◆ Records from a dataset:
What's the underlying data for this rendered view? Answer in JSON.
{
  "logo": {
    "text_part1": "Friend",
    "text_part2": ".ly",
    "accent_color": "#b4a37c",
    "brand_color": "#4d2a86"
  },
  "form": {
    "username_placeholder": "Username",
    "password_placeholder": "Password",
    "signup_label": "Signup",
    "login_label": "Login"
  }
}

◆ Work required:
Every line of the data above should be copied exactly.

◆ Response for this exercise:
What's the underlying data for this rendered view? Answer in JSON.
{
  "logo": {
    "text_part1": "Friend",
    "text_part2": ".ly",
    "accent_color": "#b4a37c",
    "brand_color": "#4d2a86"
  },
  "form": {
    "username_placeholder": "Username",
    "password_placeholder": "Password",
    "signup_label": "Signup",
    "login_label": "Login"
  }
}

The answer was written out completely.